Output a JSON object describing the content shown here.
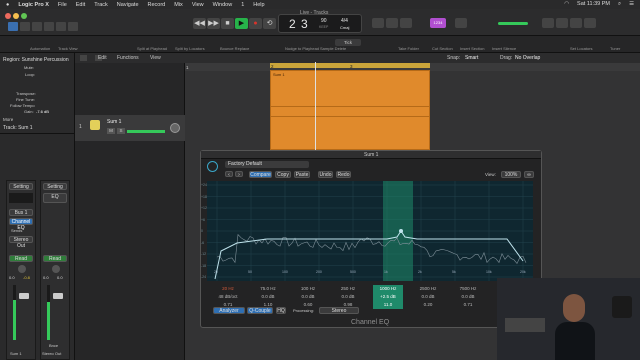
{
  "menubar": {
    "app": "Logic Pro X",
    "items": [
      "File",
      "Edit",
      "Track",
      "Navigate",
      "Record",
      "Mix",
      "View",
      "Window",
      "1",
      "Help"
    ],
    "clock": "Sat 11:39 PM"
  },
  "window_title": "Live - Tracks",
  "lcd": {
    "bar": "2",
    "beat": "3",
    "tempo_value": "90",
    "tempo_label": "KEEP",
    "signature": "4/4",
    "key": "Cmaj"
  },
  "cpu_badge": "1234",
  "toolbar_labels": {
    "automation": "Automation",
    "track_view": "Track View",
    "split_playhead": "Split at Playhead",
    "split_locator": "Split by Locators",
    "bounce_replace": "Bounce Replace",
    "nudge": "Nudge to Playhead",
    "sample_delete": "Sample Delete",
    "take_folder": "Take Folder",
    "cut_section": "Cut Section",
    "insert_section": "Insert Section",
    "insert_silence": "Insert Silence",
    "set_locators": "Set Locators",
    "tuner": "Tuner"
  },
  "menu_row": {
    "edit": "Edit",
    "functions": "Functions",
    "view": "View",
    "snap_label": "Snap:",
    "snap_value": "Smart",
    "drag_label": "Drag:",
    "drag_value": "No Overlap"
  },
  "inspector": {
    "region_label": "Region: Sunshine Percussion",
    "mute": "Mute:",
    "loop": "Loop:",
    "transpose": "Transpose:",
    "fine_tune": "Fine Tune:",
    "follow_tempo": "Follow Tempo",
    "gain_label": "Gain:",
    "gain_value": "-7.6 dB",
    "more": "More",
    "track_label": "Track: Sum 1",
    "ch_settings": "Setting",
    "ch_eq": "EQ",
    "ch_input": "Bus 1",
    "ch_input_name": "Channel EQ",
    "ch_sends": "Sends",
    "ch_output": "Stereo Out",
    "ch_read": "Read",
    "left_val": "0.0",
    "left_peak": "-0.8",
    "right_val": "0.0",
    "right_peak": "0.0",
    "strip_name_left": "Sum 1",
    "strip_name_right": "Stereo Out",
    "bnce": "Bnce"
  },
  "track": {
    "number": "1",
    "name": "Sum 1",
    "m": "M",
    "s": "S"
  },
  "ruler": [
    "1",
    "2",
    "3"
  ],
  "region_name": "Sum 1",
  "eq": {
    "title": "Sum 1",
    "preset": "Factory Default",
    "compare": "Compare",
    "copy": "Copy",
    "paste": "Paste",
    "undo": "Undo",
    "redo": "Redo",
    "view_label": "View:",
    "view_value": "100%",
    "analyzer": "Analyzer",
    "q_couple": "Q-Couple",
    "hq": "HQ",
    "processing_label": "Processing:",
    "processing_value": "Stereo",
    "name": "Channel EQ",
    "db_scale": [
      "+24",
      "+18",
      "+12",
      "+6",
      "0",
      "-6",
      "-12",
      "-18",
      "-24"
    ],
    "freq_scale": [
      "20",
      "50",
      "100",
      "200",
      "500",
      "1k",
      "2k",
      "5k",
      "10k",
      "20k"
    ],
    "bands": [
      {
        "freq": "20 Hz",
        "gain": "48 dB/oct",
        "q": "0.71"
      },
      {
        "freq": "75.0 Hz",
        "gain": "0.0 dB",
        "q": "1.10"
      },
      {
        "freq": "100 Hz",
        "gain": "0.0 dB",
        "q": "0.60"
      },
      {
        "freq": "250 Hz",
        "gain": "0.0 dB",
        "q": "0.98"
      },
      {
        "freq": "1000 Hz",
        "gain": "+2.5 dB",
        "q": "11.0"
      },
      {
        "freq": "2500 Hz",
        "gain": "0.0 dB",
        "q": "0.20"
      },
      {
        "freq": "7500 Hz",
        "gain": "0.0 dB",
        "q": "0.71"
      },
      {
        "freq": "17000 Hz",
        "gain": "12 dB/oct",
        "q": "0.71"
      }
    ],
    "colors": {
      "accent": "#3aa6c8",
      "selected_band": "#1f8a6a",
      "curve": "#bfe3ec",
      "analyzer": "#7f9099"
    }
  },
  "colors": {
    "region": "#e08a2c",
    "play": "#27b34a",
    "record": "#d8342c",
    "cpu": "#b14fd0",
    "volume": "#35c95a"
  }
}
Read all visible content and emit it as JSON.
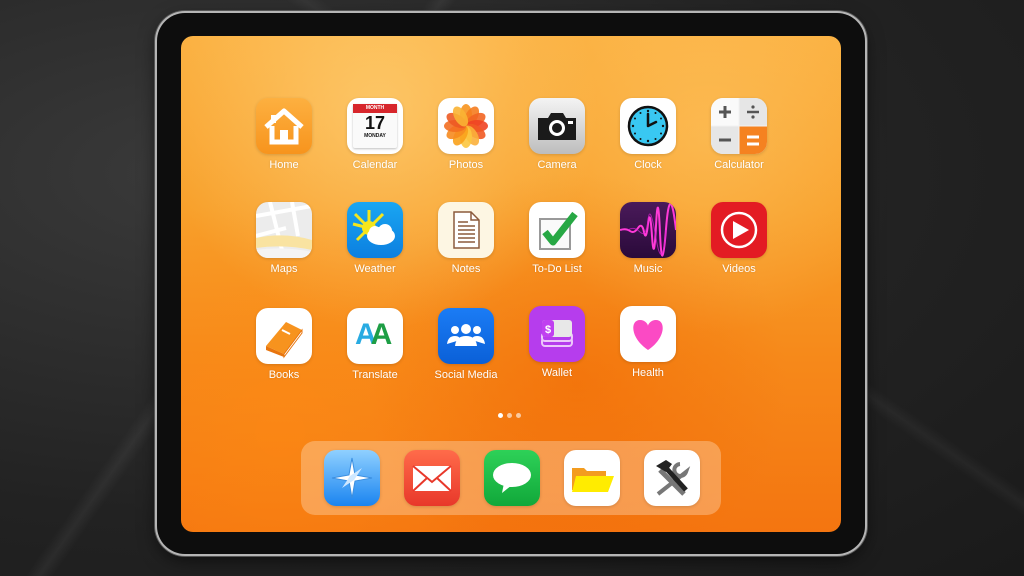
{
  "home_screen": {
    "apps": [
      {
        "label": "Home",
        "icon": "house-icon"
      },
      {
        "label": "Calendar",
        "icon": "calendar-icon",
        "month": "MONTH",
        "day": "17",
        "weekday": "MONDAY"
      },
      {
        "label": "Photos",
        "icon": "photos-flower-icon"
      },
      {
        "label": "Camera",
        "icon": "camera-icon"
      },
      {
        "label": "Clock",
        "icon": "clock-icon"
      },
      {
        "label": "Calculator",
        "icon": "calculator-icon"
      },
      {
        "label": "Maps",
        "icon": "map-icon"
      },
      {
        "label": "Weather",
        "icon": "sun-cloud-icon"
      },
      {
        "label": "Notes",
        "icon": "document-icon"
      },
      {
        "label": "To-Do List",
        "icon": "checkbox-icon"
      },
      {
        "label": "Music",
        "icon": "waveform-icon"
      },
      {
        "label": "Videos",
        "icon": "play-icon"
      },
      {
        "label": "Books",
        "icon": "book-icon"
      },
      {
        "label": "Translate",
        "icon": "translate-aa-icon",
        "glyph": "AA"
      },
      {
        "label": "Social Media",
        "icon": "people-icon"
      },
      {
        "label": "Wallet",
        "icon": "wallet-icon",
        "glyph": "$"
      },
      {
        "label": "Health",
        "icon": "heart-icon"
      }
    ],
    "page_indicator": {
      "pages": 3,
      "current": 1
    }
  },
  "dock": {
    "apps": [
      {
        "name": "Safari",
        "icon": "compass-icon"
      },
      {
        "name": "Mail",
        "icon": "envelope-icon"
      },
      {
        "name": "Messages",
        "icon": "speech-bubble-icon"
      },
      {
        "name": "Files",
        "icon": "folder-icon"
      },
      {
        "name": "Settings",
        "icon": "tools-icon"
      }
    ]
  },
  "colors": {
    "wallpaper": "#f8a02b",
    "dock_bg": "rgba(255,230,200,0.35)"
  }
}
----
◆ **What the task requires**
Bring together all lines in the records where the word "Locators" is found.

◆ **Response box**
    "split_locator": "Split by Locators",
    "set_locators": "Set Locators",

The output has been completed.